The BBC is launching five new free-to-air high definition channels next year. In early 2014, HD versions of BBC News, BBC Three, BBC Four, CBeebies and CBBC will be broadcast by satellite from the ASTRA 28.2°E position to the UK, alongside the existing BBC One HD and BBC Two HD channels. The new HD channels will broadcast unencrypted with the same schedule as the existing SD channels and join the EPG of the Freesat and Sky UK platforms.
When Andy Murray won the men’s singles in the Wimbledon tennis championships, satellite viewers could watch the final live in 3D free-to-air on a BBC ‘red button’ transmission on the Freesat platform.
Live coverage of the Wimbledon tennis championships (from June 24) will not only be available free-to-air on the BBC One and BBC Two channels in both SD and HD but also to satellite viewers in three additional live feeds via the BBC’s interactive ‘red button’ services.
A report from Thinkbox, the marketing body for commercial TV in the UK, has revealed that watching traditional ‘linear’ TV, such as the DTH satellite broadcasts from Sky and Freesat via ASTRA 28.2°E, is still the mainstay of UK TV viewing.

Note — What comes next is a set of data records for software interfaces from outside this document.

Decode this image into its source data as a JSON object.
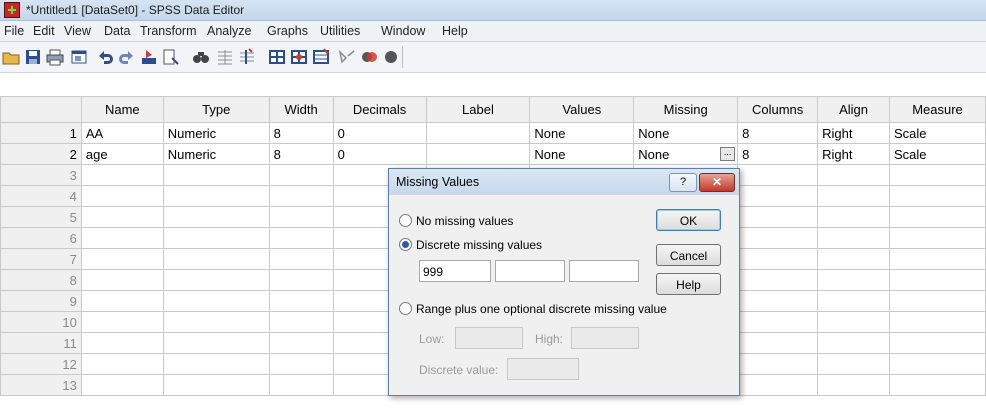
{
  "window": {
    "title": "*Untitled1 [DataSet0] - SPSS Data Editor"
  },
  "menu": [
    "File",
    "Edit",
    "View",
    "Data",
    "Transform",
    "Analyze",
    "Graphs",
    "Utilities",
    "Window",
    "Help"
  ],
  "toolbar_icons": [
    "open-icon",
    "save-icon",
    "print-icon",
    "dialog-recall-icon",
    "undo-icon",
    "redo-icon",
    "goto-case-icon",
    "variables-icon",
    "find-icon",
    "insert-case-icon",
    "insert-variable-icon",
    "split-file-icon",
    "weight-cases-icon",
    "select-cases-icon",
    "value-labels-icon",
    "use-sets-icon",
    "show-all-icon"
  ],
  "grid": {
    "headers": [
      "Name",
      "Type",
      "Width",
      "Decimals",
      "Label",
      "Values",
      "Missing",
      "Columns",
      "Align",
      "Measure"
    ],
    "rows": [
      {
        "n": "1",
        "name": "AA",
        "type": "Numeric",
        "width": "8",
        "decimals": "0",
        "label": "",
        "values": "None",
        "missing": "None",
        "columns": "8",
        "align": "Right",
        "measure": "Scale"
      },
      {
        "n": "2",
        "name": "age",
        "type": "Numeric",
        "width": "8",
        "decimals": "0",
        "label": "",
        "values": "None",
        "missing": "None",
        "columns": "8",
        "align": "Right",
        "measure": "Scale"
      }
    ],
    "empty_rows": [
      "3",
      "4",
      "5",
      "6",
      "7",
      "8",
      "9",
      "10",
      "11",
      "12",
      "13"
    ],
    "ellipsis": "..."
  },
  "dialog": {
    "title": "Missing Values",
    "help_glyph": "?",
    "close_glyph": "✕",
    "no_missing": "No missing values",
    "discrete": "Discrete missing values",
    "discrete_values": [
      "999",
      "",
      ""
    ],
    "range": "Range plus one optional discrete missing value",
    "low_label": "Low:",
    "high_label": "High:",
    "discrete_value_label": "Discrete value:",
    "ok": "OK",
    "cancel": "Cancel",
    "help": "Help"
  }
}
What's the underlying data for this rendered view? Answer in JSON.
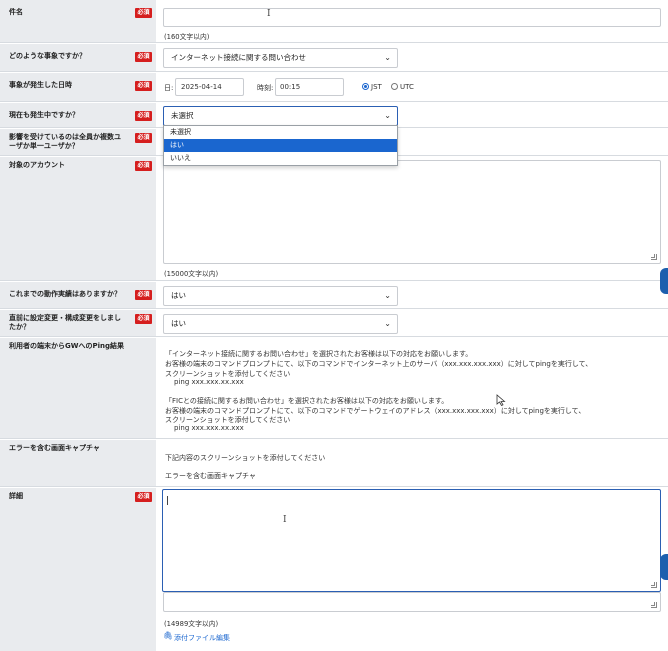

In 2012 British viewers each day watched an average of 4 hours 1 minute of linear TV on a television screen (the third consecutive year the figure has remained above four hours a day), despite the growth in viewing on other devices and from other sources.
The BBC will launch an HD version of its BBC Two channel on March 26. Broadcasting free-to-air from ASTRA 28.2°E to the UK as part of the Freesat and Sky UK platforms, BBC Two HD will follow the same programme schedule as the existing SD version of BBC Two, upscaling those programmes not made in high definition.
The number of requests for programming from the BBC’s catch-up TV service, iPlayer has rocketed from 11 million in January 2012 to 40 million in January this year. The age profile of iPlayer users has also changed, with the number of people over 55 using the service up 24% in 2012.
Amsterdam-based club music channel Dance Trippin now broadcasts free-to-air from ASTRA 4A at 5°E to bring its 24 hours/day diet of DJ sets from top clubs around the world to all of sub-Saharan Africa. Dance Trippin first launched on satellite, on ASTRA 23.5°E, at the beginning of the year.
Visit www.dancetrippin.tv for more information